TitleA multilocus phylogenetic framework of the tribe Aeromachini (Lepidoptera: Hesperiidae: Hesperiinae), with implications for taxonomy and biogeography
Publication TypeJournal Article
Year of Publication2019
AuthorsHuang Z-F, Chiba H, Jin J, Kizhakke AG, Wang M, Kunte K, Fan X
JournalSystematic Entomology
Date Published01/2019

The Oriental tribe Aeromachini (Lepidoptera: Hesperiidae: Hesperiinae) is diverse and widespread, but its monophyly and circumscription remain unresolved. In this study, we inferred phylogenetic relationships within the tribe using two mitochondrial (16S and COI‐COII) and two nuclear genes (EF‐1α and Wingless) from 71 samples representing all of the known genera of Aeromachini (s.l.). Phylogenetic topologies obtained from two model‐based methods (maximum‐likelihood and Bayesian inference) were largely congruent, showing that Aeromachini was monophyletic. Many genera within Aeromachini were polyphyletic, especially Arnetta, Thoressa, Ampittia and Sovia. Based on these results, we propose a new classification consisting of 14 genera, of which two are newly described: Halpemorpha gen.n. and Praethoressa gen.n. Ampittia and Ochus are restructured, with: (i) Ampittia nana and Ampittia dalailama moved to Aeromachus, (ii) new combinations proposed for the remaining Ampittia species, and (iii) a new combination, Ampittia subvittatus comb.n., proposed. The Oriental members of the genus Arnetta belong to this tribe, but the African Arnetta hyposticta was found to be embedded into the outgroup and closely related to Isoteinon. We propose that hyposticta be reinstated in the genus Galerga Mabille, along with two other African species (fito and ellipsis). Thoressa is polyphyletic, with three distinct lineages. The type species Thoressa masoni forms a clade closely related to the sister genera Sebastonyma and Parasovia. We thus describe Praethoressa gen.n. to include the species varia (formerly of Thoressa), and transfer the remaining Thoressa to Pedesta, which is confirmed as a valid genus. Although the relationships of some genera remained unsolved in our work, the present phylogenetic hypothesis will serve as a reference for further studies. A secondary calibration was used to estimate the divergence time, which indicated that the diversification of Aeromachini started in the late Eocene and early Oligocene (c. 34.22 Ma). Further, ancestral range estimates indicated that the common ancestor of Aeromachini originated in Southeast Asia.
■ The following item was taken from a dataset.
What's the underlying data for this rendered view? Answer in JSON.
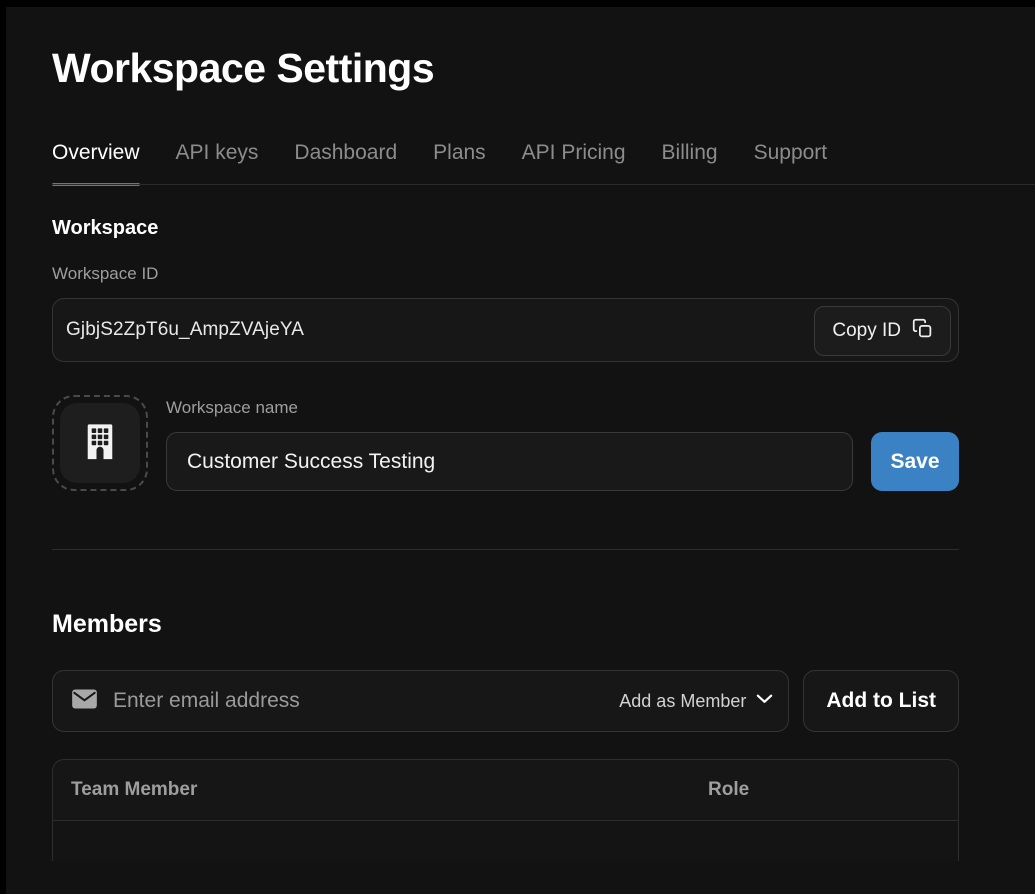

Diversification in situ and range expansion to adjacent areas have played essential roles in the evolution of Aeromachini, but founder‐event speciation and vicariance also have likely been important factors in shaping the biogeographical history of this tribe.